-- Opening Marker --

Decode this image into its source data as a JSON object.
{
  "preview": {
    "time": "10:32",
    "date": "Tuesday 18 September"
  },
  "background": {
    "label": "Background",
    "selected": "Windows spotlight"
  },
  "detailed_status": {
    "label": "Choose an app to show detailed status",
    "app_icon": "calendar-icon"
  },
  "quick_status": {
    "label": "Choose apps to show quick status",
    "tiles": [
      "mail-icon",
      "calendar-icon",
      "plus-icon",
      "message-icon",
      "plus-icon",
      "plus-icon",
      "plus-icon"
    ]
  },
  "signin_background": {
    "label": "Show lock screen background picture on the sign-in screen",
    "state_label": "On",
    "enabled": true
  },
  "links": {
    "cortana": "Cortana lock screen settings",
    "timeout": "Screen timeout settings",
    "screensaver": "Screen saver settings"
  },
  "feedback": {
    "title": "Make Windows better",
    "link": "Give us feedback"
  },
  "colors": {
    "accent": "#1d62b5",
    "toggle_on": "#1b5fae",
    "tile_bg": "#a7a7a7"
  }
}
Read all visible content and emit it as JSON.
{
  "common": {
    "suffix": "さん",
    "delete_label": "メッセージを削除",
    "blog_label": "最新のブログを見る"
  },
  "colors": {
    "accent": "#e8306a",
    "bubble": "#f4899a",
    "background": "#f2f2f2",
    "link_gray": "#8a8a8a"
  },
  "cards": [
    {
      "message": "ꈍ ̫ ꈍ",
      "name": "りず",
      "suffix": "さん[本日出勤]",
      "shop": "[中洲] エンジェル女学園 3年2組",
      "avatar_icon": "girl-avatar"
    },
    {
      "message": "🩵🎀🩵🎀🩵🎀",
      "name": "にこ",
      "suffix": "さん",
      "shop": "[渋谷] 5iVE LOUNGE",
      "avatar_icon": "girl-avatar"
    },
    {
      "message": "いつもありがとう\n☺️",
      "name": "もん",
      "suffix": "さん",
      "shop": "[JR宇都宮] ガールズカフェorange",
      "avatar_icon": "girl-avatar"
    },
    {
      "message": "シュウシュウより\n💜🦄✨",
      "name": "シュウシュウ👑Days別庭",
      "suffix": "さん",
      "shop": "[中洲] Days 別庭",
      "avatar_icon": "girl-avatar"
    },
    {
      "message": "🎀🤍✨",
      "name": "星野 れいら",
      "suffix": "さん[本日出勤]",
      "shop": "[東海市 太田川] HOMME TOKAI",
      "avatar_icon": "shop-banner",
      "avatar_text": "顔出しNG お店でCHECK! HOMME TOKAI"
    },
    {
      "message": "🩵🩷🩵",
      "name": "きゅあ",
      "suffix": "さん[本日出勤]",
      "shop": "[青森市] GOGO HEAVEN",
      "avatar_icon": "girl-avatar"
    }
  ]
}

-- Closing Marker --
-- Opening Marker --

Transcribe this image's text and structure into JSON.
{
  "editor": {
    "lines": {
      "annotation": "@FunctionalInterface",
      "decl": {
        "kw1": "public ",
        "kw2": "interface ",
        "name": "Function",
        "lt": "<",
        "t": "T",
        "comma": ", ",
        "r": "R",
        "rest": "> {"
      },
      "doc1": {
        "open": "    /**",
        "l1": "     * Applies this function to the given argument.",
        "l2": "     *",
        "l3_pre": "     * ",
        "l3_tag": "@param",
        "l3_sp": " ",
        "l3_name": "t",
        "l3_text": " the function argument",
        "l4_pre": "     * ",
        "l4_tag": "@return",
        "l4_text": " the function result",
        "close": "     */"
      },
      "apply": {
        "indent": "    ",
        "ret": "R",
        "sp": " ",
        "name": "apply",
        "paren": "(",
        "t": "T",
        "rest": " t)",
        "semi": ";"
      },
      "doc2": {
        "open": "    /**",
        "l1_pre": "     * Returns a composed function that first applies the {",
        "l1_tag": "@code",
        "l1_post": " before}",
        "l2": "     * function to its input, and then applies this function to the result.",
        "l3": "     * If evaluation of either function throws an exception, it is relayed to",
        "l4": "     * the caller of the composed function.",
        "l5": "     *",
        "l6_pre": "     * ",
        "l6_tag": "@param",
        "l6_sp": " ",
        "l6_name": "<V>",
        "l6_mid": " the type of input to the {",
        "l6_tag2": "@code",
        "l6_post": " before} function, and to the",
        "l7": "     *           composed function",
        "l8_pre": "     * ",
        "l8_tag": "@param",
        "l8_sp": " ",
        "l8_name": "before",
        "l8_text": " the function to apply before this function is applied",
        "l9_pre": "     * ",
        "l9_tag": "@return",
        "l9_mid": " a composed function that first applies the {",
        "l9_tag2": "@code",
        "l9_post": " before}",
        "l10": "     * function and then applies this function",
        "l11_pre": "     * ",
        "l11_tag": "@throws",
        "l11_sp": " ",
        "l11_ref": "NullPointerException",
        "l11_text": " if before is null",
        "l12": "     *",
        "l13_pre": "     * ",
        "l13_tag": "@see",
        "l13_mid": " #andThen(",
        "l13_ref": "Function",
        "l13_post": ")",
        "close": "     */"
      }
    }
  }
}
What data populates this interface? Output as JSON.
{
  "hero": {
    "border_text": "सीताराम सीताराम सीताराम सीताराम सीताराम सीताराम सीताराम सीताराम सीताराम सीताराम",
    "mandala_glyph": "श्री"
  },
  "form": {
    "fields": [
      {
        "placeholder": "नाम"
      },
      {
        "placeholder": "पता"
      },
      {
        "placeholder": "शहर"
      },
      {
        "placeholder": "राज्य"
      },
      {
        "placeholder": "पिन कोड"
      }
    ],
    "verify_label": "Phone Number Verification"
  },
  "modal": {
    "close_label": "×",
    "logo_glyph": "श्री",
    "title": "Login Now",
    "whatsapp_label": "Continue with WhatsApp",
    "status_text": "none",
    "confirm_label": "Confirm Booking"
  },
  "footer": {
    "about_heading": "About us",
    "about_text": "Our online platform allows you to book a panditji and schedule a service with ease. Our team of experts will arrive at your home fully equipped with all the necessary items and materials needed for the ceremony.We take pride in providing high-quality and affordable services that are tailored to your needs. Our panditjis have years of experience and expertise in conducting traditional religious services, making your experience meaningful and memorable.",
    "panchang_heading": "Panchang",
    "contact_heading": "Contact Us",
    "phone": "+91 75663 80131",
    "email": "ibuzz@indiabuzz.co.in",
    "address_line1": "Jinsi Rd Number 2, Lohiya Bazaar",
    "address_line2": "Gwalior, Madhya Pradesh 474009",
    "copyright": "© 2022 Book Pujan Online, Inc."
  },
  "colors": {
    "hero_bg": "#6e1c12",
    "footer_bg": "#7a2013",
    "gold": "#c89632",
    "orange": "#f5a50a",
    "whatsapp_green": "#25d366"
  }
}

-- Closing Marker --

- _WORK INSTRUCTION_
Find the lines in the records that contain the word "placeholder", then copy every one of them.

- _SOLUTION TO THIS TASK_
        "placeholder": "नाम"
        "placeholder": "पता"
        "placeholder": "शहर"
        "placeholder": "राज्य"
        "placeholder": "पिन कोड"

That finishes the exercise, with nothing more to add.